**** The data

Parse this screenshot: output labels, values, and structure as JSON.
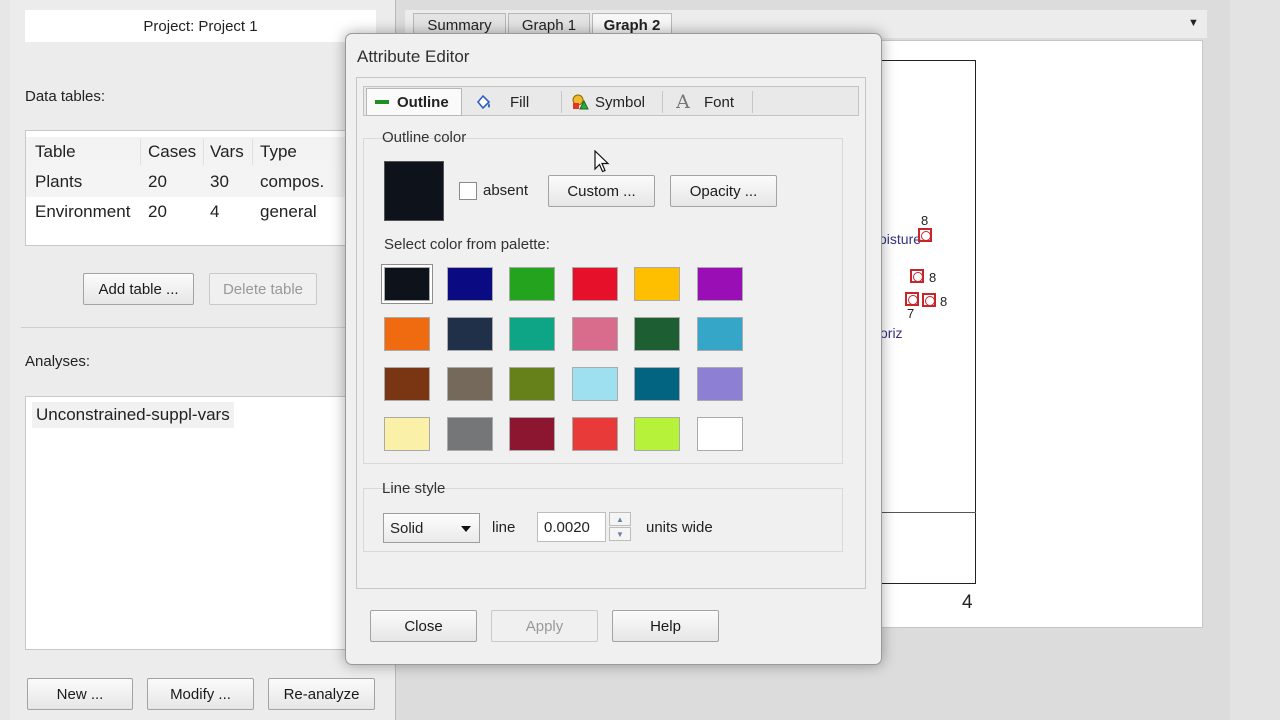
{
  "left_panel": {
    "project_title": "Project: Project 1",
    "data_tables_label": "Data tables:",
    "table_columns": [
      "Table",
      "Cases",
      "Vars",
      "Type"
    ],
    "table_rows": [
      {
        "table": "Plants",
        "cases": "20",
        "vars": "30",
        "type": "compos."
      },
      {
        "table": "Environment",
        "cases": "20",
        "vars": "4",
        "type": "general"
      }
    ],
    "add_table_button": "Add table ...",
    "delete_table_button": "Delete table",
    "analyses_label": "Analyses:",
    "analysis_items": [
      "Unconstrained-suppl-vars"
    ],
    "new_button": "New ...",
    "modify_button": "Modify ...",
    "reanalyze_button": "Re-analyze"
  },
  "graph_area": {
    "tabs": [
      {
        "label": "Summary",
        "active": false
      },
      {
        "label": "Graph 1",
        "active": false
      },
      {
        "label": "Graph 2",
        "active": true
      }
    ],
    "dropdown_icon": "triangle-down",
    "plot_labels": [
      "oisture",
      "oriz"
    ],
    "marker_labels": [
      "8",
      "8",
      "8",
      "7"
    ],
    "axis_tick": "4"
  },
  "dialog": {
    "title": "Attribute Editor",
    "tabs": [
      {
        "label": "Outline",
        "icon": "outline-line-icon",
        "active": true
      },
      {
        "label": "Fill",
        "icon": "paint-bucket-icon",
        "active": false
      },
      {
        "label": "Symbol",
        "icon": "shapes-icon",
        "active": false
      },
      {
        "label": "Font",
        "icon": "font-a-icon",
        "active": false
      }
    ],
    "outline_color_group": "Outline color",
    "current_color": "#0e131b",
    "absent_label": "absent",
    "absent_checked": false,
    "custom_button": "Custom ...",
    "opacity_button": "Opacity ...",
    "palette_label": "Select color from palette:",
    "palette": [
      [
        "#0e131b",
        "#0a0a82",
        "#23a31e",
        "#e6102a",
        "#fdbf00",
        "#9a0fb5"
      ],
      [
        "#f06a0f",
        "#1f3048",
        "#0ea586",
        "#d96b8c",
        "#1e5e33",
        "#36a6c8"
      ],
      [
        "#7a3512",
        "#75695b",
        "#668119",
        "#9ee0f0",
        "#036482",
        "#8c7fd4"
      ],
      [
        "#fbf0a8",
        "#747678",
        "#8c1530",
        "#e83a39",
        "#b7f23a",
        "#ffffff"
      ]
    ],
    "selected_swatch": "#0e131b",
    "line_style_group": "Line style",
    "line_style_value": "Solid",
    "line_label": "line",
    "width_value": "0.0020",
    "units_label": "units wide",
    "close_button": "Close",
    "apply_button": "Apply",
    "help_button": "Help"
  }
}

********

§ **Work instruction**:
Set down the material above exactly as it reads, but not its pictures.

§ **The completed task**:
Parse this screenshot: output labels, values, and structure as JSON.
{
  "left_panel": {
    "project_title": "Project: Project 1",
    "data_tables_label": "Data tables:",
    "table_columns": [
      "Table",
      "Cases",
      "Vars",
      "Type"
    ],
    "table_rows": [
      {
        "table": "Plants",
        "cases": "20",
        "vars": "30",
        "type": "compos."
      },
      {
        "table": "Environment",
        "cases": "20",
        "vars": "4",
        "type": "general"
      }
    ],
    "add_table_button": "Add table ...",
    "delete_table_button": "Delete table",
    "analyses_label": "Analyses:",
    "analysis_items": [
      "Unconstrained-suppl-vars"
    ],
    "new_button": "New ...",
    "modify_button": "Modify ...",
    "reanalyze_button": "Re-analyze"
  },
  "graph_area": {
    "tabs": [
      {
        "label": "Summary",
        "active": false
      },
      {
        "label": "Graph 1",
        "active": false
      },
      {
        "label": "Graph 2",
        "active": true
      }
    ],
    "dropdown_icon": "triangle-down",
    "plot_labels": [
      "oisture",
      "oriz"
    ],
    "marker_labels": [
      "8",
      "8",
      "8",
      "7"
    ],
    "axis_tick": "4"
  },
  "dialog": {
    "title": "Attribute Editor",
    "tabs": [
      {
        "label": "Outline",
        "icon": "outline-line-icon",
        "active": true
      },
      {
        "label": "Fill",
        "icon": "paint-bucket-icon",
        "active": false
      },
      {
        "label": "Symbol",
        "icon": "shapes-icon",
        "active": false
      },
      {
        "label": "Font",
        "icon": "font-a-icon",
        "active": false
      }
    ],
    "outline_color_group": "Outline color",
    "current_color": "#0e131b",
    "absent_label": "absent",
    "absent_checked": false,
    "custom_button": "Custom ...",
    "opacity_button": "Opacity ...",
    "palette_label": "Select color from palette:",
    "palette": [
      [
        "#0e131b",
        "#0a0a82",
        "#23a31e",
        "#e6102a",
        "#fdbf00",
        "#9a0fb5"
      ],
      [
        "#f06a0f",
        "#1f3048",
        "#0ea586",
        "#d96b8c",
        "#1e5e33",
        "#36a6c8"
      ],
      [
        "#7a3512",
        "#75695b",
        "#668119",
        "#9ee0f0",
        "#036482",
        "#8c7fd4"
      ],
      [
        "#fbf0a8",
        "#747678",
        "#8c1530",
        "#e83a39",
        "#b7f23a",
        "#ffffff"
      ]
    ],
    "selected_swatch": "#0e131b",
    "line_style_group": "Line style",
    "line_style_value": "Solid",
    "line_label": "line",
    "width_value": "0.0020",
    "units_label": "units wide",
    "close_button": "Close",
    "apply_button": "Apply",
    "help_button": "Help"
  }
}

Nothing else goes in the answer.